• _PROBLEM TO SOLVE_
Lines with "Common": pull these out of the listing below.

• _DATA SHOWN_
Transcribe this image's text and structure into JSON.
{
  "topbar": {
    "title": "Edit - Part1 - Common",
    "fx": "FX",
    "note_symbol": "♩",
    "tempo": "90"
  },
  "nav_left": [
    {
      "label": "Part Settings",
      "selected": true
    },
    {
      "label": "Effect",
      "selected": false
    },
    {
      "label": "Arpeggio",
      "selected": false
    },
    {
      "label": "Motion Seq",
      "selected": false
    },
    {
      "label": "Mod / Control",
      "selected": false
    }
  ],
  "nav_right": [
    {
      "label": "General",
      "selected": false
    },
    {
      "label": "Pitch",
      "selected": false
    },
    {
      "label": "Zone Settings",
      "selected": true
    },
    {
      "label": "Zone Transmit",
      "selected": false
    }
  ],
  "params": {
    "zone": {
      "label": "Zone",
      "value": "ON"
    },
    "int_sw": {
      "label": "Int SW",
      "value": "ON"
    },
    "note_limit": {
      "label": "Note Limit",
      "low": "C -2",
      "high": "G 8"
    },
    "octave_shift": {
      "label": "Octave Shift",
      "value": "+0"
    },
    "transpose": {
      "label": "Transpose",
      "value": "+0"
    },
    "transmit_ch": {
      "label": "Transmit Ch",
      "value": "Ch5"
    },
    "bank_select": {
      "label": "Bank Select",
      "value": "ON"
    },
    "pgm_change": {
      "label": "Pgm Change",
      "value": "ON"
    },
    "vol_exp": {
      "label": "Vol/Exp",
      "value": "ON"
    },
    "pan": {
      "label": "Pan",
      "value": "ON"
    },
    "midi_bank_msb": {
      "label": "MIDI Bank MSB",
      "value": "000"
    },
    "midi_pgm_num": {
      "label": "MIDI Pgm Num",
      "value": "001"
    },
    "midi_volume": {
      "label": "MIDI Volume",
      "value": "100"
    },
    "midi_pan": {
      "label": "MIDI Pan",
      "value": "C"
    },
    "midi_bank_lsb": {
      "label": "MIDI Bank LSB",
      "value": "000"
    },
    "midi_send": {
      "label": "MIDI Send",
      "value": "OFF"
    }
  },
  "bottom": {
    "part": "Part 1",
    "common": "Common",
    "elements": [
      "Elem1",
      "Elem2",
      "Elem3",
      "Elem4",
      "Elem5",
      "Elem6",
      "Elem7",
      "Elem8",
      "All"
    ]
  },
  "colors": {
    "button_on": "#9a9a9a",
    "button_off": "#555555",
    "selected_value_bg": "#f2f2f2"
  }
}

• _WRITTEN RESPONSE_
    "title": "Edit - Part1 - Common",
    "common": "Common",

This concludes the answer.